– Documents confirming your current address and residence status in your home country (if applicable)
– Other relevant documents depending on the visa type (authorization for work and residence, employment contracts, etc.)
3. Schedule an appointment at the nearest Spanish consulate or visa application center.
4. Attend the scheduled interview, presenting all original documents and answering questions about your intentions in Spain.
5. Pay the visa fee.

Keep in mind that the exact requirements might vary slightly depending on the specific visa type you are applying for. Always double-check the latest guidelines provided by the Spanish Ministry of Foreign Affairs or the respective consulate.

Moving to Spain With Pets

Pets must be at least 12 weeks and 21 days old.

You cannot bring more than five pets.

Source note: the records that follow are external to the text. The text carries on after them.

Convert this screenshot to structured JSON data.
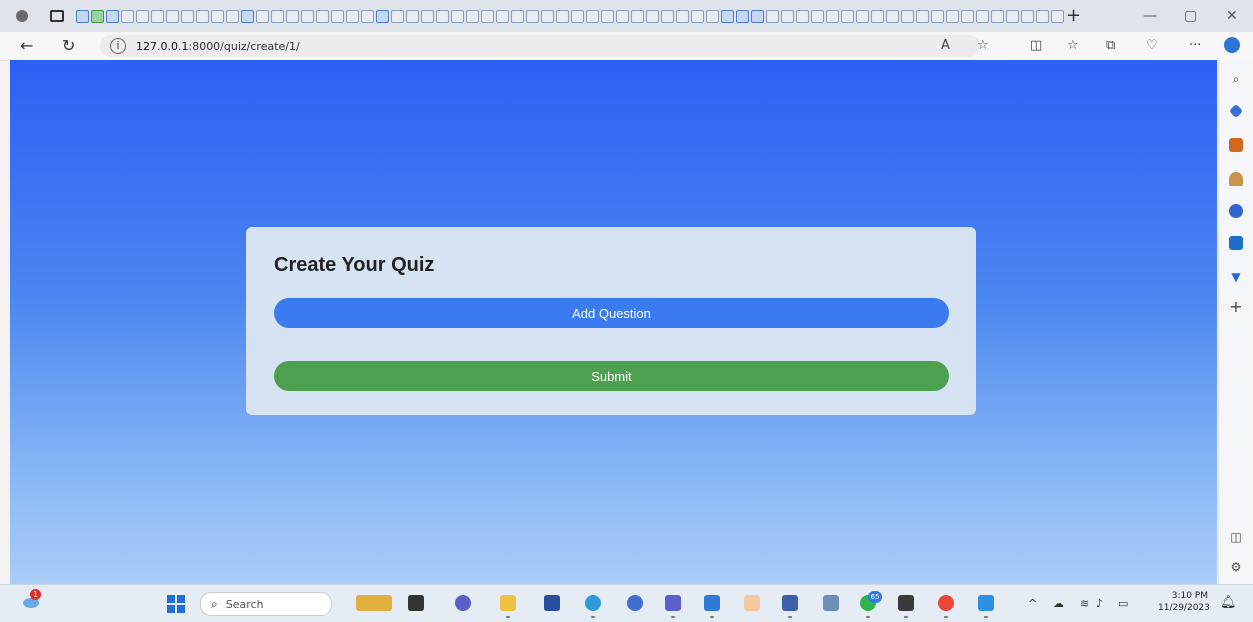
{
  "browser": {
    "address": {
      "host": "127.0.0.1",
      "path": ":8000/quiz/create/1/"
    }
  },
  "page": {
    "title": "Create Your Quiz",
    "add_question_label": "Add Question",
    "submit_label": "Submit"
  },
  "colors": {
    "add_button": "#3b7bf0",
    "submit_button": "#4da04f",
    "card": "#d5e3f3"
  },
  "taskbar": {
    "search_placeholder": "Search",
    "notification_badge": "1",
    "app_badge": "65",
    "time": "3:10 PM",
    "date": "11/29/2023"
  }
}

Microchipping and vaccination against rabies are mandatory. 

For detailed entry requirements based on your country of origin, consult the Spanish authorities and ensure compliance with all regulations.

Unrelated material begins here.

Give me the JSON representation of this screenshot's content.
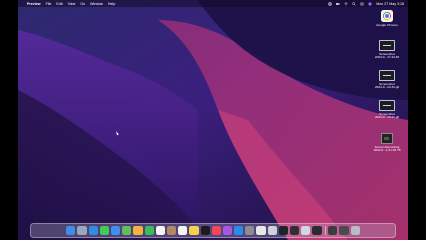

Popular Areas in Spain for Expats

Spain offers a diverse range of regions to choose from when deciding where to live. Here are some of the most popular areas among expats:

Barcelona

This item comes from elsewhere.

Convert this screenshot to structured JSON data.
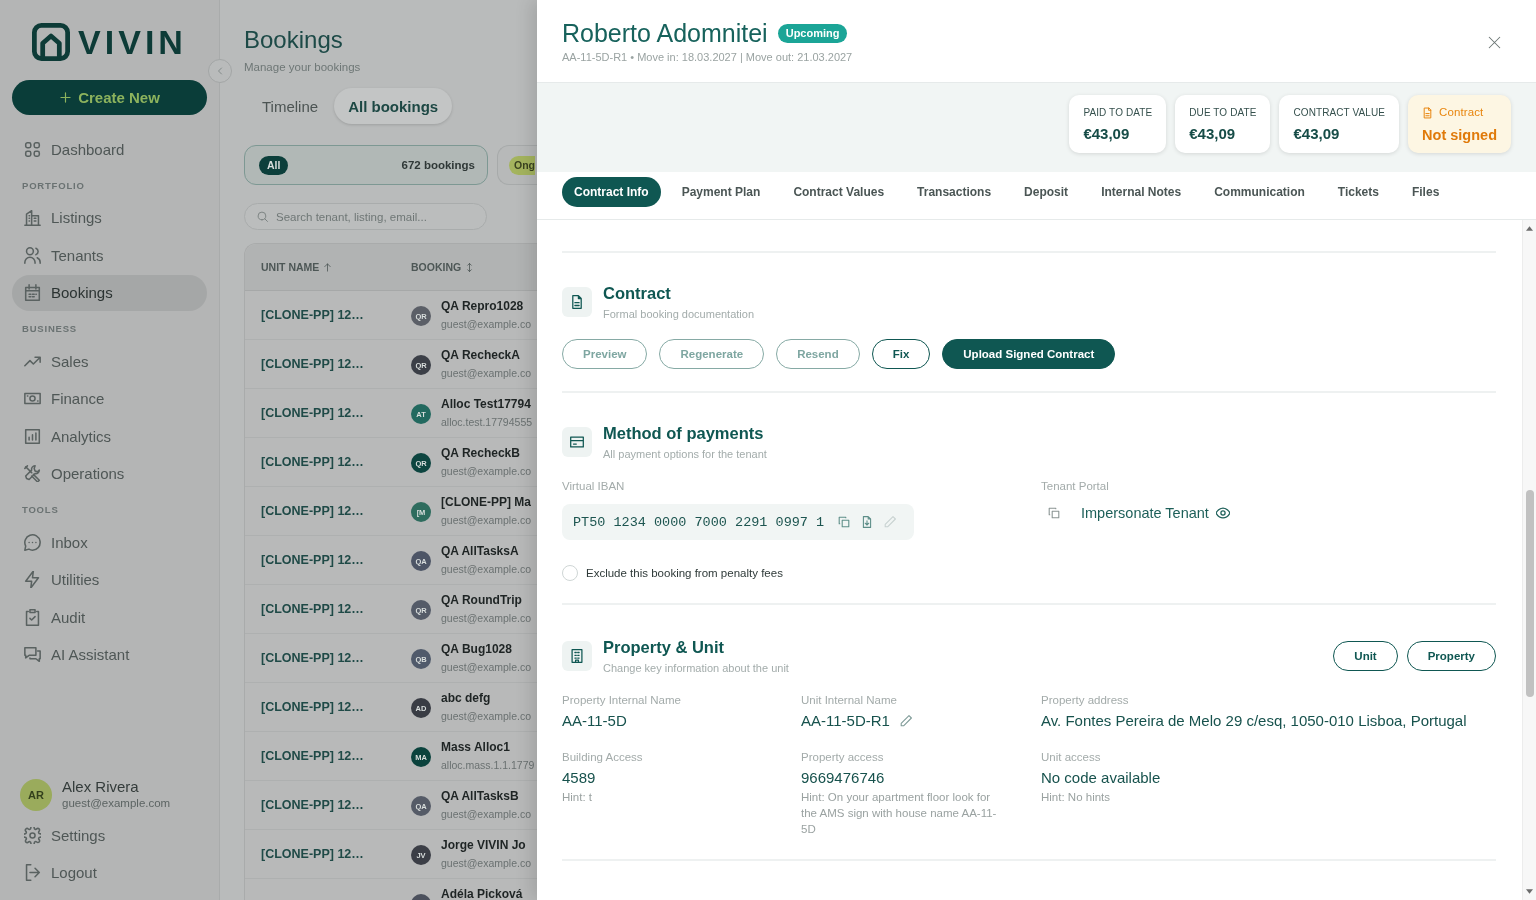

Barcelona is a cosmopolitan city known for its vibrant culture, beautiful architecture, and excellent quality of life. It’s ideal for couples and individuals who appreciate a bustling urban environment. However, keep in mind that Barcelona’s living costs can be higher than in other Spanish cities.

Madrid

As the capital and largest city, Madrid attracts expats for its healthcare services, efficient public transport, and abundant job opportunities. It’s a versatile city suitable for students, job seekers, and families.

Valencia

Valencia offers a more authentic Spanish experience. It’s known for its pleasant climate, affordability, and access to healthcare. The city welcomes expats and has a lower cost of living compared to some other Spanish regions.

Granada

If you prefer a quieter lifestyle away from the coast, Granada in Southern Spain is an excellent choice. It offers a mix of mountains and sea, a relaxed environment, and affordability. Granada is known for its friendliness towards foreigners.

Seville

Seville is famous for its architecture and flamenco culture. It’s the largest city in Southern Spain, known for its Mediterranean climate and relatively low living costs. Seville is especially appealing to those seeking a sunny and peaceful retirement spot.

What is the Cost of living in Spain compared to the US

The cost of living in Spain is generally lower compared to the United States. Here are some key points based on the search results:

Overall Cost: The average cost of living in Spain is around $1373, which is 44% less expensive than in the United States, where it is approximately $2441.

Specific Expenses:

Rent: Renting in Spain is more affordable compared to the US. For example, the cost of a one-bedroom apartment in Madrid is significantly lower than in many US cities.
Food Expenses: Grocery prices in Spain are generally lower than in the US, making daily expenses more affordable.
Transportation: While transportation costs may vary, Spain tends to have lower prices for gasoline and public transit compared to the US.
Salary Comparison: The average after-tax salary in Spain is around $1877, which may be sufficient to cover living expenses for 1.4 months, whereas in the US, it covers expenses for about 2 months.

In summary, living in Spain is more cost-effective compared to the US, with lower expenses for rent, groceries, and transportation. However, it’s essential to consider factors like average salaries and personal lifestyle preferences when evaluating the overall cost of living between the two countries.

Moving to Spain is a journey full of opportunities and excitement. Whether you’re an EU citizen enjoying the perks of free movement or a non-EU citizen navigating the visa process, Spain’s diverse regions offer a variety of lifestyles to suit your preferences. From the bustling streets of Barcelona to the historic charm of Granada, Spain’s rich cultural heritage and warm climate make it a destination worth considering for your new home. Embrace the adventure, immerse yourself in Spanish culture, and start your journey to a fulfilling life in this captivating country.